What this means:
Possible PCBs found in building materials, but these have not been tested.
Critical to test building materials because Environmental Assessment states some
building materials will be ground on site to be utilized as fill in the new construction.
3. Inadequate/unclear plans for preventing human exposures to fugitive toxic dust during
demolition and construction.
Concern: Demolition and construction will go on over two years disrupting soils,
groundwater, and building materials containing PAHs, lead and other metals, PCBs, PCE, and
other contaminants.
What is known:
The Environmental Assessment does not describe how people living in the area will be
prevented from exposures for this long time.
What this means:
Contaminants in soils and buildings need to be identified properly in order to

apply proper demolition plans that fully control the release of fugitive dust from
contaminated areas.
4. Inadequate/unclear plans for controlling sediment and other runoff to Yahara River and Lake
Monona during demolition and construction.
Concern: Contaminants from this site already have gone into the Yahara River and Lake
Monona for decades.
What is known:
Site consultant reports from the 1990s note that sewer lines from the courtyard that
was heavily contaminated with PCB and PCE ran to former the UST area and then
directly discharged into the Yahara River.
Existing standards allow 5 tons of sediment per acre to leave sites; this site is 5 acres.
The Environmental Assessment says that the site [will be] manipulated . . .to facilitate
storm water drainage.
What this means:
Storm water will be routed to drain quickly into the Yahara River.
Possibility of contaminated soils and debris entering the Yahara River exists.
State-of-the-art controls of run-off should be used because of the probability of
contaminants on the site.
PCBs, PCEs, etc. should be identified to prevent those contaminating building materials
and soils from entering the Yahara River and then Lake Monona through sediment and
other runoff.
5. Inadequae/unclear plans for storm water management for the new facility.
Concern: Storm water system will be routed to route runoff quickly and into the Yahara River.
What is known:
Roof drain and storm system will be routed through a storm water management
system via stormwater catch basins and underground detention storage facilities
before entering the City of Madison storm sewer system that is directed north to the
Yahara River.
What this means:
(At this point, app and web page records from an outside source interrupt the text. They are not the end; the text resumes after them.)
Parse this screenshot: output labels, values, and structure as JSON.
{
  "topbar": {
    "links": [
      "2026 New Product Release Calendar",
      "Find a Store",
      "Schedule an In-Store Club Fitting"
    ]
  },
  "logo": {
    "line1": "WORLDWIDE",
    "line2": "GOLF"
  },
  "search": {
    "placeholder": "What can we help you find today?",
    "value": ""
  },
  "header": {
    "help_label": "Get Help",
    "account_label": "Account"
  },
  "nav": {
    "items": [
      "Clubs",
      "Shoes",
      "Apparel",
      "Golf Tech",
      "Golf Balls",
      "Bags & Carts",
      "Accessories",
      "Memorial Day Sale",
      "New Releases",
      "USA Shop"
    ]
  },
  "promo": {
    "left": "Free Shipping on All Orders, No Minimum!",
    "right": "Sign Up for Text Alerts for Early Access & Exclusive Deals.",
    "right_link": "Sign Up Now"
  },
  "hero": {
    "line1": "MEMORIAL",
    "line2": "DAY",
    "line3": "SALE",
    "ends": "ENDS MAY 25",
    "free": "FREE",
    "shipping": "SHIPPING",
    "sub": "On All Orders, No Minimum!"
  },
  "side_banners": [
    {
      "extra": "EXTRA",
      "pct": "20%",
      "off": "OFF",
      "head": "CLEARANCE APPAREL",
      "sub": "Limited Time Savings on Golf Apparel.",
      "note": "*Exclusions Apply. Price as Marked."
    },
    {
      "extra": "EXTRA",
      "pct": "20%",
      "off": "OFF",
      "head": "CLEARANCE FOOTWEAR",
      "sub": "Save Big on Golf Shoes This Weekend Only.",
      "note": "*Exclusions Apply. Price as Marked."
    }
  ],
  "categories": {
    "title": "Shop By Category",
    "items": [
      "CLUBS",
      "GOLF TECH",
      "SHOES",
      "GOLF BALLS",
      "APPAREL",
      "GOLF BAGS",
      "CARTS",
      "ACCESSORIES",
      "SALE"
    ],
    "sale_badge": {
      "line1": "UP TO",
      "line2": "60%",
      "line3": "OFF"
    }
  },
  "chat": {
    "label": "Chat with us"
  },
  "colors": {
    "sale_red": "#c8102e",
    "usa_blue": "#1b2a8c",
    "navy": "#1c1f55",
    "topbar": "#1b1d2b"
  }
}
Contaminants emitted via air and other pipes and processes could enter storm water
routed to the Yahara River and Lake Monona.
Contaminants potentially emitted from the new facility should be anticipated along
with plans for preventing their release into soils, air, groundwater, and surface water
around the site.